Here's the thing about spoilers *no spoilers*

I hate surprises. Absolutely can't stand them. I've often considered what this says about me and here's what I think: 1) With surprises, comes the fact that other people know more about what's going to happen to you than you do. I'm a control freak so I loathe being out of the loop b/c it means other people have more information than I do and that doesn't sit well with me. 2) I feel like I'm that person who hates secrecy in general. Most surprises are shrouded in secrecy and deception. I've often found myself on the receiving end of many surprises that came with equal parts boldface lies and half-truths. 3) What's the point to surprises anyway? If an event (say a surprise birthday party) is truly unexpected, it would be just as surprising to the recipient to learn about it weeks in advance as it would be when people jump out from behind living room furniture - and far less likely to induce heart failure. To me, a book ending is just another surprise - one which many people know about and that gives them an unfair advantage over me.

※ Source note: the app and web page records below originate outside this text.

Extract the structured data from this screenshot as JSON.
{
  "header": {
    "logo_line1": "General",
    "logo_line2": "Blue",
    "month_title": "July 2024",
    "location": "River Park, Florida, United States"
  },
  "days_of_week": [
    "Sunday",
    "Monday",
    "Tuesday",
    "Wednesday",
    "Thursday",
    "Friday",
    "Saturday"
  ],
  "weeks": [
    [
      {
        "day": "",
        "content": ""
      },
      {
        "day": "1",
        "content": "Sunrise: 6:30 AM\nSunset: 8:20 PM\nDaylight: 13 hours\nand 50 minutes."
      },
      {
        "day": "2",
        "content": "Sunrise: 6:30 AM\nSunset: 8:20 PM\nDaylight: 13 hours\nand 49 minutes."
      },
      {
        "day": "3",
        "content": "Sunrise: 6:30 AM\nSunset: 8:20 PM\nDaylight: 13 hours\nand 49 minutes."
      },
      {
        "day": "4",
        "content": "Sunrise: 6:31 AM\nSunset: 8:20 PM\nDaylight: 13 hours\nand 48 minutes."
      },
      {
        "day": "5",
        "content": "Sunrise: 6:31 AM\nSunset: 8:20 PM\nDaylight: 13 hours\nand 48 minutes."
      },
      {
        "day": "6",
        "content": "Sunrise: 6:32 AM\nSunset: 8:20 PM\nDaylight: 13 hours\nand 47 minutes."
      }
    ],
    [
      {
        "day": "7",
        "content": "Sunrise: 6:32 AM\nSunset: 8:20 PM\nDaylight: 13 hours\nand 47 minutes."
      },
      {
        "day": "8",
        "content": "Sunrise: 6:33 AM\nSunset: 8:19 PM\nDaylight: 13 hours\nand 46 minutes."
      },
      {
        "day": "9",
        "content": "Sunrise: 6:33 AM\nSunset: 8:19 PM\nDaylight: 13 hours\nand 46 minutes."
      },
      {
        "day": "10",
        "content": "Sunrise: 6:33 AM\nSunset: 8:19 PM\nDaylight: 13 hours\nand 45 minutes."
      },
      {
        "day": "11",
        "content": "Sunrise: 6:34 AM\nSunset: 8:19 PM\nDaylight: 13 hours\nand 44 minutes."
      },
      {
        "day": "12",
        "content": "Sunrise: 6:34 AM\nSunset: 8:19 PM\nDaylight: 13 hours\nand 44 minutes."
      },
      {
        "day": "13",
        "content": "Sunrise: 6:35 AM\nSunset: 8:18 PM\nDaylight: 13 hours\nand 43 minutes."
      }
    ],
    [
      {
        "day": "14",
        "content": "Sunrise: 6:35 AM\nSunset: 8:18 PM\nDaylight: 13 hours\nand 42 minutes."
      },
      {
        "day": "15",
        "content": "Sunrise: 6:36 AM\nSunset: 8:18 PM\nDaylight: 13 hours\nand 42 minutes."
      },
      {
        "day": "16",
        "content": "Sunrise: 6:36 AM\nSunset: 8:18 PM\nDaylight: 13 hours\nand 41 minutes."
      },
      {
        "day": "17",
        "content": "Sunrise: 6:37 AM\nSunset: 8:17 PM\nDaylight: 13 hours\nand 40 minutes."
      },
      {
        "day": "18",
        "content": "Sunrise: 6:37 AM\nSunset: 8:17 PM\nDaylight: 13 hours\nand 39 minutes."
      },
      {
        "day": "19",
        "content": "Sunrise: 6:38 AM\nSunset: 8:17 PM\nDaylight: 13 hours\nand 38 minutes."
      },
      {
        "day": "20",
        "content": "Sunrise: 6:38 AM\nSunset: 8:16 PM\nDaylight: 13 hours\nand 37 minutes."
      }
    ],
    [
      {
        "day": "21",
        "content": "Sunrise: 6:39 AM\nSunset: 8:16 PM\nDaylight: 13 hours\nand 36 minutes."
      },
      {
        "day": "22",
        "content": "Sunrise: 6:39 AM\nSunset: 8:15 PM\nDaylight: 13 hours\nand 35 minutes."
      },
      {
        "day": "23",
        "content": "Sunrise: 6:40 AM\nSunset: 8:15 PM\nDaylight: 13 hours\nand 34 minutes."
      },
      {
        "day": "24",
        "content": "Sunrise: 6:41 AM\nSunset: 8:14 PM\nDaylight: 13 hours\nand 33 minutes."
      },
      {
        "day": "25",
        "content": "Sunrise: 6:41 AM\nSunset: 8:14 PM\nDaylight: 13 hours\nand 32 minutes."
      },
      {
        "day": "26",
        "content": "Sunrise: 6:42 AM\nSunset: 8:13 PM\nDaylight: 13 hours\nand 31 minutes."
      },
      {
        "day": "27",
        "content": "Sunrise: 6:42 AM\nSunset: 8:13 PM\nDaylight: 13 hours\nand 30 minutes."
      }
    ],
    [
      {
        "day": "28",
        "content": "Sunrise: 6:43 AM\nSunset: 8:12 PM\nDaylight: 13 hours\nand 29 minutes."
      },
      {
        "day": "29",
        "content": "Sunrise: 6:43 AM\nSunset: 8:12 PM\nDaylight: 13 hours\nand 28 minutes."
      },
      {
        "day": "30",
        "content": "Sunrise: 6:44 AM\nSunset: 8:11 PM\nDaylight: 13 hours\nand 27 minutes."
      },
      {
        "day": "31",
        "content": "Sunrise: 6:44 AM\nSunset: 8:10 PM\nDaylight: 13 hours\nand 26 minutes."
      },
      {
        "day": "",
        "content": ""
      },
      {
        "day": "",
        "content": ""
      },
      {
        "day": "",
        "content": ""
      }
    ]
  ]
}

Back to my original point, which I have yet to state: almost nothing I read is a complete surprise because I almost always spoil the ending for myself. This fact draws the ire of many serious readers. ("What do you mean you read the last pages of Harry Potter and the Deathly Hallows before you read the first chapter?!" "You googled the ending before you finished Mockingjay?!" "We're not friends anymore.") But the funny thing about spoiling book endings for myself is that even when I know with relative certainty how a book is going to end, especially if the ending is tragic and heart-wrenching, I still hope until the very last pages that all of the internets is wrong. A character may be hurtling to a certain death, of which I may or may not know the details, and I still turn each page hoping for a different outcome.

I guess the purpose of this post is to say that while I spoil books for myself, it doesn't mean that I don't enjoy them. I may know the final destination, but the journey is still every bit as exciting. Everyone reads differently and I just so happen to be an adept googler who knows the ending before I become acquainted with the beginning. I don't spoil anything for anyone because that would be just as distasteful to me as someone willfully withholding information from me and that's just not how I roll.